The task ->
Find the string "October" in the records and copy each line where it occurs.

Provided information ->
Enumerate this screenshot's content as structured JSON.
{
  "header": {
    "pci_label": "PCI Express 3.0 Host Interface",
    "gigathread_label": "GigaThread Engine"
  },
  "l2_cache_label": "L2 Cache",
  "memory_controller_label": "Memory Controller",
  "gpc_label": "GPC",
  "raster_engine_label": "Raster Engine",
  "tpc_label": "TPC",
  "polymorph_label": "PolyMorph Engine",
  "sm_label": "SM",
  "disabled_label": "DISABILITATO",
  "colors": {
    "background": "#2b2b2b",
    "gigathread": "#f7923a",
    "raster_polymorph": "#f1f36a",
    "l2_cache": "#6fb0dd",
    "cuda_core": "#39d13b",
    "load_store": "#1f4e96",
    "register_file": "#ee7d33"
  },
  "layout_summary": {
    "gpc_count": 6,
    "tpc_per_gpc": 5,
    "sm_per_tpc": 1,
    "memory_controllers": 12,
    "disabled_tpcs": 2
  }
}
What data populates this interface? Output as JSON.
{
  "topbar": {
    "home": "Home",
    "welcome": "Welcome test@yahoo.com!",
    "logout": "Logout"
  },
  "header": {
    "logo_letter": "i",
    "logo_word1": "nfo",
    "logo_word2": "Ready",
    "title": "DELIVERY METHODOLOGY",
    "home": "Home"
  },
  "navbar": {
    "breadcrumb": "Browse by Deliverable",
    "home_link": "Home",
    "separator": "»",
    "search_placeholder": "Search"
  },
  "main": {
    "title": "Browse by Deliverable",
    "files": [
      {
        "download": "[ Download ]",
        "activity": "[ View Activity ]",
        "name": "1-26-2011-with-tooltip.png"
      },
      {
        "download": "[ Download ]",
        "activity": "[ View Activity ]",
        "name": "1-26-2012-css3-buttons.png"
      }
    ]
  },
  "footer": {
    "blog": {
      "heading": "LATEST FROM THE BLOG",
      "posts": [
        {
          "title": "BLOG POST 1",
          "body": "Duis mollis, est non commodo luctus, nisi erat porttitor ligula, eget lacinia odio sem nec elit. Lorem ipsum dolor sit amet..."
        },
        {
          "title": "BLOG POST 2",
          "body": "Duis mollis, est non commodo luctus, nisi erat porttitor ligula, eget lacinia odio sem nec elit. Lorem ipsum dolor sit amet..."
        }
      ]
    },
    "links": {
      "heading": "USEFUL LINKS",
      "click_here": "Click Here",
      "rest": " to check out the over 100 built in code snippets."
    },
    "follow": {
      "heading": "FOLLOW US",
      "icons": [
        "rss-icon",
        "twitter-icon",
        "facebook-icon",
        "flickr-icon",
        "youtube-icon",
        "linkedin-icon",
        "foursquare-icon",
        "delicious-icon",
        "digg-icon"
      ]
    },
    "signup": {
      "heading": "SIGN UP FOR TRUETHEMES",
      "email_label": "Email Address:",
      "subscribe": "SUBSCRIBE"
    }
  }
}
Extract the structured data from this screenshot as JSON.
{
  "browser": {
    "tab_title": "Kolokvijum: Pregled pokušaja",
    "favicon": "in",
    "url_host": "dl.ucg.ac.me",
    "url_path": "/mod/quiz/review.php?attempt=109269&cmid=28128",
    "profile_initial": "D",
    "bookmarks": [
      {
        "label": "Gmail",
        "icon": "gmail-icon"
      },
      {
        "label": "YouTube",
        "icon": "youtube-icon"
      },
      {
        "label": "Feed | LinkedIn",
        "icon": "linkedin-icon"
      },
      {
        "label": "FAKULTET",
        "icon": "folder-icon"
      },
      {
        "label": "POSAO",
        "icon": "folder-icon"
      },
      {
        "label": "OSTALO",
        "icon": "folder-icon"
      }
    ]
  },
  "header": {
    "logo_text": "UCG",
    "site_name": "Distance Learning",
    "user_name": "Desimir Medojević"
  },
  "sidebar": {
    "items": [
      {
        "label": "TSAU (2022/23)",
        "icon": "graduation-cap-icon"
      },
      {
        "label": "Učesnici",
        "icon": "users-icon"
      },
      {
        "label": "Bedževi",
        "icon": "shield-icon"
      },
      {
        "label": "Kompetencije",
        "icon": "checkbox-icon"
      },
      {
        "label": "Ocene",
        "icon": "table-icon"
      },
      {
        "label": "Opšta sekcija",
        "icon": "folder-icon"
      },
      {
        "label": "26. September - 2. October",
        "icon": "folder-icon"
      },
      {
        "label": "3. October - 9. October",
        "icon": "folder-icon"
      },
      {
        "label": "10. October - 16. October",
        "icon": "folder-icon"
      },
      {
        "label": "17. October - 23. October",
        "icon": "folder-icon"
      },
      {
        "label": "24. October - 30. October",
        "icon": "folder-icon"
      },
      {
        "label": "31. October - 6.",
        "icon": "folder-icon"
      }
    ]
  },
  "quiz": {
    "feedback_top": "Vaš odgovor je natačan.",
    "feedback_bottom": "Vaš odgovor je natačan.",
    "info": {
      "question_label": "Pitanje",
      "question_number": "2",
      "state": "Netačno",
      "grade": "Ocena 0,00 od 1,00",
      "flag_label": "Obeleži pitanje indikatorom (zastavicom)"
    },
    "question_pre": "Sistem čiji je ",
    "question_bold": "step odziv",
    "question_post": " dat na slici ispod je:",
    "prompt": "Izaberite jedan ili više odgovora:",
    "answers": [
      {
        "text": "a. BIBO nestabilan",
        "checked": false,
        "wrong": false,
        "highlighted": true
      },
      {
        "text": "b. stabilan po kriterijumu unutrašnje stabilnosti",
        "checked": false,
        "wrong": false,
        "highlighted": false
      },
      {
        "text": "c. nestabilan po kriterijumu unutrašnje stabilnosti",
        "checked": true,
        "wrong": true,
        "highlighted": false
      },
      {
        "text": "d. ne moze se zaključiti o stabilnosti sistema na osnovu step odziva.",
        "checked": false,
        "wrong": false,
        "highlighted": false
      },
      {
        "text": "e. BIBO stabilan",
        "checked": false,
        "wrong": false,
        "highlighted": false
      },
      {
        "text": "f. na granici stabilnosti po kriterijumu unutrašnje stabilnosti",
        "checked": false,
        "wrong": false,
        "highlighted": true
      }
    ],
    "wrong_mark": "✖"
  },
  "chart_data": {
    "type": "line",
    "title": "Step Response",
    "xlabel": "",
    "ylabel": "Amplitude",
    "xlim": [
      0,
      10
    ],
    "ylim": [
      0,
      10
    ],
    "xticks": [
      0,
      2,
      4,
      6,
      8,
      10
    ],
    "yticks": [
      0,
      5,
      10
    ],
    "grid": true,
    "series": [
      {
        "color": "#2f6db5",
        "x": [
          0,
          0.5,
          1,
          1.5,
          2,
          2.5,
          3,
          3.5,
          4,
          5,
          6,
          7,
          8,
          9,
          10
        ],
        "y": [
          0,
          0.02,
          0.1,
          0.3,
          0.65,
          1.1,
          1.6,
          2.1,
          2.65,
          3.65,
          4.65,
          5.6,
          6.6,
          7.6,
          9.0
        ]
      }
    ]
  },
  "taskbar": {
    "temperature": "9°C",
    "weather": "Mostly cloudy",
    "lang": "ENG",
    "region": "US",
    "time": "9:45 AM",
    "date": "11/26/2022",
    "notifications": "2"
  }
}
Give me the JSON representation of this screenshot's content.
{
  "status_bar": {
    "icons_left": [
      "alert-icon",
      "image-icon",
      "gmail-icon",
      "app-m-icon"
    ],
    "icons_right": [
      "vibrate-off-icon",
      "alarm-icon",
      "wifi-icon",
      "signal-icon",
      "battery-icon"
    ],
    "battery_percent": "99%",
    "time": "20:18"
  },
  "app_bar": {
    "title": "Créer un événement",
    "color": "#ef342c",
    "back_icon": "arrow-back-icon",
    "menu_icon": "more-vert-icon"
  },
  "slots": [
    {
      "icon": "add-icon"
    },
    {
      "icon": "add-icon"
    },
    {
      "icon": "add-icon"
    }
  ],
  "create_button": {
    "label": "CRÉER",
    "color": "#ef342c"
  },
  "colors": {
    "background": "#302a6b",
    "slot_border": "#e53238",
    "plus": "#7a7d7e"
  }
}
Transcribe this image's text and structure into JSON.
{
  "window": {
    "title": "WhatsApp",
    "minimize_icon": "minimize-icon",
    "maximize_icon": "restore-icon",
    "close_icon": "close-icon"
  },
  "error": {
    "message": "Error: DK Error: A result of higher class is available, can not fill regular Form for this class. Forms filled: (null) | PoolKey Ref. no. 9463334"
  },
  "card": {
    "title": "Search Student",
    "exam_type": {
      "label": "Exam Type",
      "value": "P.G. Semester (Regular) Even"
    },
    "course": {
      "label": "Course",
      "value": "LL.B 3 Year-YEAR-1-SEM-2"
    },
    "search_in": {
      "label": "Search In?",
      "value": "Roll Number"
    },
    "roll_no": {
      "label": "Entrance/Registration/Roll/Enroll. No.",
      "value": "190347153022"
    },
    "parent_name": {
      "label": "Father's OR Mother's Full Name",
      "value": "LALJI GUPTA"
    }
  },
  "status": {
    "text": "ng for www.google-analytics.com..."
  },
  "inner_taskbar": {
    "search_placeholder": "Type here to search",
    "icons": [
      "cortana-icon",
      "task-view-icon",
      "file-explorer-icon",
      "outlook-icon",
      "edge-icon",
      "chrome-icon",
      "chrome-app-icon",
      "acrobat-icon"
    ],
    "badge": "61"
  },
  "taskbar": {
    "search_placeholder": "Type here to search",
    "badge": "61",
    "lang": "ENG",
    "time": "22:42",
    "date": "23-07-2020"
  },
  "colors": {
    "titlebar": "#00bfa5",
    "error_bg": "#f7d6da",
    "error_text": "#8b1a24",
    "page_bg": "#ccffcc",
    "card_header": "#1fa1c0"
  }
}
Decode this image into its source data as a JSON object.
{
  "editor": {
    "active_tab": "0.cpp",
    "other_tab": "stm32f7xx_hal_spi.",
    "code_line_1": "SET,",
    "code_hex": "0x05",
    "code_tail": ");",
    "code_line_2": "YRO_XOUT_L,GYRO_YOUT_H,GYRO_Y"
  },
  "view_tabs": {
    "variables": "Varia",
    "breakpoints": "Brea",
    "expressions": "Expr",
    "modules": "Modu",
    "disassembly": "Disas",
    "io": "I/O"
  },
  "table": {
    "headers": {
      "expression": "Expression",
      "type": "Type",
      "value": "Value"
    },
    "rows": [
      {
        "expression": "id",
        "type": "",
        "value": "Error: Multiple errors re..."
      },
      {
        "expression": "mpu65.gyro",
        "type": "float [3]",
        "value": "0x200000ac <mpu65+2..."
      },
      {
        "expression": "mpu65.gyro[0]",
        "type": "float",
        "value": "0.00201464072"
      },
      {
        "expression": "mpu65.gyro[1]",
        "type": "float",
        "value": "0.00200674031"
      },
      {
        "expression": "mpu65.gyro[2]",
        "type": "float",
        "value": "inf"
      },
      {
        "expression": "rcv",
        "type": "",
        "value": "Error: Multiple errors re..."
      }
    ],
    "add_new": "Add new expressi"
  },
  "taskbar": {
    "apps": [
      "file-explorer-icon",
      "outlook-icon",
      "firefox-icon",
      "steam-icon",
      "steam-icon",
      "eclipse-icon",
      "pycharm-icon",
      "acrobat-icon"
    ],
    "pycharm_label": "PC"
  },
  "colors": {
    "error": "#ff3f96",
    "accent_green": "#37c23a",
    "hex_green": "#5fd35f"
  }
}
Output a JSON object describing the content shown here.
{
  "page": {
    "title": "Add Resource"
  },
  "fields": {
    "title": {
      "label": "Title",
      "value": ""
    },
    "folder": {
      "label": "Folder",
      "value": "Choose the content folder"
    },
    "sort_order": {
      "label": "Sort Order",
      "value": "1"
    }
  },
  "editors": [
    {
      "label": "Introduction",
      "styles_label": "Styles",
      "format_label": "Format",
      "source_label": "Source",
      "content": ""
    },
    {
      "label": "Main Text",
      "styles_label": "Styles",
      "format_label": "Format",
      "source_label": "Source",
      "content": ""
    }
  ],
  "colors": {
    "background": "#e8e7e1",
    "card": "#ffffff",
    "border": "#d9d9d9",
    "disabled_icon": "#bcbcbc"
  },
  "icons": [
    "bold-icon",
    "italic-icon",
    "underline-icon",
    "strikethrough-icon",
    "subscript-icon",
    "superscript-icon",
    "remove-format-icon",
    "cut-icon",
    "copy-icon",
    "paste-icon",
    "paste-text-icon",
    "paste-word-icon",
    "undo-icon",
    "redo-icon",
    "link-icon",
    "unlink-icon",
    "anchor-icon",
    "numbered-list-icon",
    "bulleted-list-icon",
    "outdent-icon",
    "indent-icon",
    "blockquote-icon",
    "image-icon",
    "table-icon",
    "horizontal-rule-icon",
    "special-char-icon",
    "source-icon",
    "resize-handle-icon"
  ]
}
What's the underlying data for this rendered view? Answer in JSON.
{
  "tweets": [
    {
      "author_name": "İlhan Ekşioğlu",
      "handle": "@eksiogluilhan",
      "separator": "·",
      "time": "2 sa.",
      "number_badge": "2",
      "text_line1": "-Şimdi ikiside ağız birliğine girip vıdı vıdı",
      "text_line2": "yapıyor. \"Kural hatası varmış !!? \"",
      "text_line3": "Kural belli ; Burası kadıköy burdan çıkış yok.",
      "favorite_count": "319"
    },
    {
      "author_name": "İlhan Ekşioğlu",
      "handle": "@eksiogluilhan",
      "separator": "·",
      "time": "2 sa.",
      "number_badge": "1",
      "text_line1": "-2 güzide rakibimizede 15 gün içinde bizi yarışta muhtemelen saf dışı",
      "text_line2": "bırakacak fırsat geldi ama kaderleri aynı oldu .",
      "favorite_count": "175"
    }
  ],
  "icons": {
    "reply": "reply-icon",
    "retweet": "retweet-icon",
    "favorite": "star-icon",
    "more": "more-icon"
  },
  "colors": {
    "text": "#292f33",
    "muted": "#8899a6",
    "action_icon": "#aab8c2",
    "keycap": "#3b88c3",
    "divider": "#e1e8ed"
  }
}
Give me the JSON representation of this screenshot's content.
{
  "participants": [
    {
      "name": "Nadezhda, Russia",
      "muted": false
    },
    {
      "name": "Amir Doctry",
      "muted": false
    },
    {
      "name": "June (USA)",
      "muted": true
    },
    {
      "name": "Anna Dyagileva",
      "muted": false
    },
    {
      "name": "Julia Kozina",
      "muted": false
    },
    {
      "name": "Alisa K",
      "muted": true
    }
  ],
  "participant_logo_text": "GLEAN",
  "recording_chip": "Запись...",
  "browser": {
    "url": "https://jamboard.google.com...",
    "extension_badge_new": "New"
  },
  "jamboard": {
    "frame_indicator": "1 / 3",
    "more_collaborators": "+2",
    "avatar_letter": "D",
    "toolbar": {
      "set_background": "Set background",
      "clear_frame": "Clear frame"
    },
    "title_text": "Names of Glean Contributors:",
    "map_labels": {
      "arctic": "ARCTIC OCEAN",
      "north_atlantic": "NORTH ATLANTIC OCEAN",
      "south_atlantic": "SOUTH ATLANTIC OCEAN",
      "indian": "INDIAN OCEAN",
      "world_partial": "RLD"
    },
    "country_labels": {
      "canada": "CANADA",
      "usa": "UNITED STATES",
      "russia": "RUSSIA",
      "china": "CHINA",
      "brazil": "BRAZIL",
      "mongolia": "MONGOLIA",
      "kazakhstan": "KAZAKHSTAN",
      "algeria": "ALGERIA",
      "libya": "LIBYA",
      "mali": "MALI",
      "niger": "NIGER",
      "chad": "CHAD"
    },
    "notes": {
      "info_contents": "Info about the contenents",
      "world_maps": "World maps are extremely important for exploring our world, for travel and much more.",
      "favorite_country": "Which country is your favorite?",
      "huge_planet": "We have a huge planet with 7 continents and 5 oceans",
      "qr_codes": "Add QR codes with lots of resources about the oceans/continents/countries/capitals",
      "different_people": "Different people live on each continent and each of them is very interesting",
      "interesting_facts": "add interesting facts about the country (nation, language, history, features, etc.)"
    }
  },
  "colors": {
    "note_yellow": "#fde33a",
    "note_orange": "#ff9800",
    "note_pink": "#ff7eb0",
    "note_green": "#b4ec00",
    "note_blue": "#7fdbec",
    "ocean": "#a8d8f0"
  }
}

Response box ->
        "label": "26. September - 2. October",
        "label": "3. October - 9. October",
        "label": "10. October - 16. October",
        "label": "17. October - 23. October",
        "label": "24. October - 30. October",
        "label": "31. October - 6.",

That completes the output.